The English countryside surrounding Tommy Bedford's boyhood home has became his own personal wild west as he obsesses over his TV cowboy heroes, Flint McCullough from Wagon Train and Red McGraw from Slip Rock. Aside from his romps in the woods during which he pretends to be fighting Indians and cattle rustlers, his life is pretty bleak. The eight year old's elderly parents are at a loss to understand his nightly bedwetting and send him to a boarding school where sadistic classmates and teachers torment him emotionally and physically.
The school's motto, Semper Fortis, becomes harder and harder for Tommy to follow as the beatings and ridicule continue. Only his older sister, Diane, a promising actress who lives in London, seems to understand his pain. Just as in the movies, one day Diane rides in from the west (West End London) accompanied by the handsome cowboy who plays Red McGraw, and rescues Tommy. After disclosing to Tommy that she is really his mother, not his sister, she takes him to Hollywood where she marries Ray Montane AKA Red McGraw, and Tommy's world becomes the polar opposite of the one he left in England. With his cowboy hero for a step-father, a mother who dotes on him and ranch hands who show him how to ride, rope and shoot Tommy is finally happy.
As an adult, Tom Bedford's memory of that happy time and the violent act that ended it does little to temper the guilt, despair, and sense of loss he now feels. His battle with alcohol has cost him his marriage, and his estranged son now awaits possible court martial and death, accused of atrocities in Iraq.
Nicholas Evans successfully intertwines several plot lines to arrive at a very satisfying and believable conclusion. He incorporates evocative descriptions of sophisticated celebrities and the excitement of living and working in Hollywood with equally convincing descriptions of lives in a rural English village and boarding school. He skillfully shifts the action between the present of the adult Tom and his current relationships and the past, taking Tommy through various ages from eight to adolescence to maturity. The narrator, Michael Emerson, adapts to these shifts with expert dexterity. His portrayal of both feminine and masculine characters is so convincing, I had to check the credits to make sure that there were not multiple readers.
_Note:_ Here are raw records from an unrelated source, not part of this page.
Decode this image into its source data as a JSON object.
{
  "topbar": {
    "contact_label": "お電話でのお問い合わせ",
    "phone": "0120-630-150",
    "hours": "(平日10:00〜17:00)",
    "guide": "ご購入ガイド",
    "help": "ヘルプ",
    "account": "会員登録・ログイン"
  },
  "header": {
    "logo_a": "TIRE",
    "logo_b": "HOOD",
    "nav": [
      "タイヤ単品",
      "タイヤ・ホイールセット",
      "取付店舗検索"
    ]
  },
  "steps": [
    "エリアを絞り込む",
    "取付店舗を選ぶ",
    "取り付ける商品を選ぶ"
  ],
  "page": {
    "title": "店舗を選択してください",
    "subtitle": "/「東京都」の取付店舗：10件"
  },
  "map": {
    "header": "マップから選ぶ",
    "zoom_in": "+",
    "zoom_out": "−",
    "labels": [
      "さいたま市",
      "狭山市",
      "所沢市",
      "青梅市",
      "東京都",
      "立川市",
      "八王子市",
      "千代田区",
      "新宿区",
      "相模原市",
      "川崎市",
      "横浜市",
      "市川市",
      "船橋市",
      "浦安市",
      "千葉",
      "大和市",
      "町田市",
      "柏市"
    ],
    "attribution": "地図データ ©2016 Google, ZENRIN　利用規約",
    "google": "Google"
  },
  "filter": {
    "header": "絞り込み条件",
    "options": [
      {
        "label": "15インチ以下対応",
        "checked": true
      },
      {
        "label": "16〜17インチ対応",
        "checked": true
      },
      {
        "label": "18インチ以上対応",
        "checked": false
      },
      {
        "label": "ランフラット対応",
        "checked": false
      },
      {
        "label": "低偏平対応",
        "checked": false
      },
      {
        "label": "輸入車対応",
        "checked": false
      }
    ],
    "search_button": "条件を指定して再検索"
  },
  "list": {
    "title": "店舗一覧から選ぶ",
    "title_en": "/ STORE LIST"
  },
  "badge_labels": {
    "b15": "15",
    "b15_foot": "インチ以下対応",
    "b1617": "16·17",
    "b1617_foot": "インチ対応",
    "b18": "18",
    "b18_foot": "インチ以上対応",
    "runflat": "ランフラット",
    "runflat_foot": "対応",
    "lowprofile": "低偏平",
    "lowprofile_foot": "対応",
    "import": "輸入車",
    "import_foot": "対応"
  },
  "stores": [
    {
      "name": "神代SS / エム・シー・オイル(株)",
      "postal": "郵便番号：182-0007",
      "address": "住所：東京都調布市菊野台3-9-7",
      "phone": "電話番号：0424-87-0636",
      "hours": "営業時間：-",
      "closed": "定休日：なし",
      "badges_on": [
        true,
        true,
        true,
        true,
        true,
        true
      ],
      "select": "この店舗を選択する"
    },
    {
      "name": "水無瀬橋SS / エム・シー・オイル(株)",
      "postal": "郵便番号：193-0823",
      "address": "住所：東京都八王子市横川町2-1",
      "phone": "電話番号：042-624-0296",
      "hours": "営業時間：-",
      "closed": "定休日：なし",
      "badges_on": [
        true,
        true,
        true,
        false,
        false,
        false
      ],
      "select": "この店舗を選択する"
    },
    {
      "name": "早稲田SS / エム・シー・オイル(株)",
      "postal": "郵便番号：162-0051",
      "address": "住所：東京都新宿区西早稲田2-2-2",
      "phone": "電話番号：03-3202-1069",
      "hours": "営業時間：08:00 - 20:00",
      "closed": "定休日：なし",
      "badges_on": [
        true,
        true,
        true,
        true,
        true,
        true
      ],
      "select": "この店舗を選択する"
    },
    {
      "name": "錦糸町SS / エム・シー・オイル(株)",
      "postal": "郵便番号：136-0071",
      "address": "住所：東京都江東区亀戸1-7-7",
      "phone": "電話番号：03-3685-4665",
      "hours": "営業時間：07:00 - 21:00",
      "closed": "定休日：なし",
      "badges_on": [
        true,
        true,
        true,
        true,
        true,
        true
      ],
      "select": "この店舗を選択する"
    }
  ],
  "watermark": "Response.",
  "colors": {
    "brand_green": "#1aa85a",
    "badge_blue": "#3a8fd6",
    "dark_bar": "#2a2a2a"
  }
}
In addition to the time shifts, this book deals with numerous contrasts, among which are those of the past and the present, the urban and the rural, the famous and the obscure, the detached and the loving and the sophisticated and the naive. It is a tribute to Evans' ability to create memorable characters that instead of seeming jarring and disorienting, these differences add credence to the turmoil felt by the major players. By interspersing recognizable historical figures like Gary Cooper in with the fictional characters, he adds realism to the book, making it easier for the listener to relate to and to empathize with the characters. This is a book whose plot and characters leave a lasting impression, inspiring the listener to reflect on Tommy's school motto, Semper Fortis. Highly recommended.
The Brave by Nicholas Evans
Read by Michael Emerson
Hachette Audio, unabridged: 10 hours